(Material shown)
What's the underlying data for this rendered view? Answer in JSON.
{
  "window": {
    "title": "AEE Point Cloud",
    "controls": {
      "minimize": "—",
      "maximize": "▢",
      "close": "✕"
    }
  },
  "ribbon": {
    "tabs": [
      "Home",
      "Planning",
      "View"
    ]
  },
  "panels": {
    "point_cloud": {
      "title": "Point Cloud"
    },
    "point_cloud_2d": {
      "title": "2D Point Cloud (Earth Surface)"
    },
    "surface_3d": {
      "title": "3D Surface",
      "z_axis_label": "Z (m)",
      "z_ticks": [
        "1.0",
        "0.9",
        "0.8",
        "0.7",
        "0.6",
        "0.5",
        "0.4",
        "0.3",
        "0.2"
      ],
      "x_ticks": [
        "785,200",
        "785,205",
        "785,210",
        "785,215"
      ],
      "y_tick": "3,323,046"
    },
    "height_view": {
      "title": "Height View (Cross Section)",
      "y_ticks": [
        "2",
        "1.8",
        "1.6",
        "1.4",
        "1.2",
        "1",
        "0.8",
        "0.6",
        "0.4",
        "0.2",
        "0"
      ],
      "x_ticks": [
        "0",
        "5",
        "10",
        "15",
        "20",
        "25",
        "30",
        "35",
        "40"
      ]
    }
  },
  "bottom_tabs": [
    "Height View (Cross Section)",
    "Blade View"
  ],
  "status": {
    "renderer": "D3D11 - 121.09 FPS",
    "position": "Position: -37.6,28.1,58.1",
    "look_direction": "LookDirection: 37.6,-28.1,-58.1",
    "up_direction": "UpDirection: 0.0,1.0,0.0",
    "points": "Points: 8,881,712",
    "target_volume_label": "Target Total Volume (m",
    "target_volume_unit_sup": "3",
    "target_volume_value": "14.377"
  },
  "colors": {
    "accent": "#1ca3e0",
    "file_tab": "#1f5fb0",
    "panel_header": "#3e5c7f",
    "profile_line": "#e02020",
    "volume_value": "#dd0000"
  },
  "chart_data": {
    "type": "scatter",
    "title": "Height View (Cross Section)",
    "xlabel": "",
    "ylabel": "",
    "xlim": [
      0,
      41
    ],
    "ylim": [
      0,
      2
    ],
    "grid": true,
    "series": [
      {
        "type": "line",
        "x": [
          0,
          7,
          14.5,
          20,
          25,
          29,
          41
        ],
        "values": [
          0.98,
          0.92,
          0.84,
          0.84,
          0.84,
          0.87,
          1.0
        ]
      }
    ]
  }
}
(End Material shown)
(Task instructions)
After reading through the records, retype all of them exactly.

(Finished exercise)
What's the underlying data for this rendered view? Answer in JSON.
{
  "window": {
    "title": "AEE Point Cloud",
    "controls": {
      "minimize": "—",
      "maximize": "▢",
      "close": "✕"
    }
  },
  "ribbon": {
    "tabs": [
      "Home",
      "Planning",
      "View"
    ]
  },
  "panels": {
    "point_cloud": {
      "title": "Point Cloud"
    },
    "point_cloud_2d": {
      "title": "2D Point Cloud (Earth Surface)"
    },
    "surface_3d": {
      "title": "3D Surface",
      "z_axis_label": "Z (m)",
      "z_ticks": [
        "1.0",
        "0.9",
        "0.8",
        "0.7",
        "0.6",
        "0.5",
        "0.4",
        "0.3",
        "0.2"
      ],
      "x_ticks": [
        "785,200",
        "785,205",
        "785,210",
        "785,215"
      ],
      "y_tick": "3,323,046"
    },
    "height_view": {
      "title": "Height View (Cross Section)",
      "y_ticks": [
        "2",
        "1.8",
        "1.6",
        "1.4",
        "1.2",
        "1",
        "0.8",
        "0.6",
        "0.4",
        "0.2",
        "0"
      ],
      "x_ticks": [
        "0",
        "5",
        "10",
        "15",
        "20",
        "25",
        "30",
        "35",
        "40"
      ]
    }
  },
  "bottom_tabs": [
    "Height View (Cross Section)",
    "Blade View"
  ],
  "status": {
    "renderer": "D3D11 - 121.09 FPS",
    "position": "Position: -37.6,28.1,58.1",
    "look_direction": "LookDirection: 37.6,-28.1,-58.1",
    "up_direction": "UpDirection: 0.0,1.0,0.0",
    "points": "Points: 8,881,712",
    "target_volume_label": "Target Total Volume (m",
    "target_volume_unit_sup": "3",
    "target_volume_value": "14.377"
  },
  "colors": {
    "accent": "#1ca3e0",
    "file_tab": "#1f5fb0",
    "panel_header": "#3e5c7f",
    "profile_line": "#e02020",
    "volume_value": "#dd0000"
  },
  "chart_data": {
    "type": "scatter",
    "title": "Height View (Cross Section)",
    "xlabel": "",
    "ylabel": "",
    "xlim": [
      0,
      41
    ],
    "ylim": [
      0,
      2
    ],
    "grid": true,
    "series": [
      {
        "type": "line",
        "x": [
          0,
          7,
          14.5,
          20,
          25,
          29,
          41
        ],
        "values": [
          0.98,
          0.92,
          0.84,
          0.84,
          0.84,
          0.87,
          1.0
        ]
      }
    ]
  }
}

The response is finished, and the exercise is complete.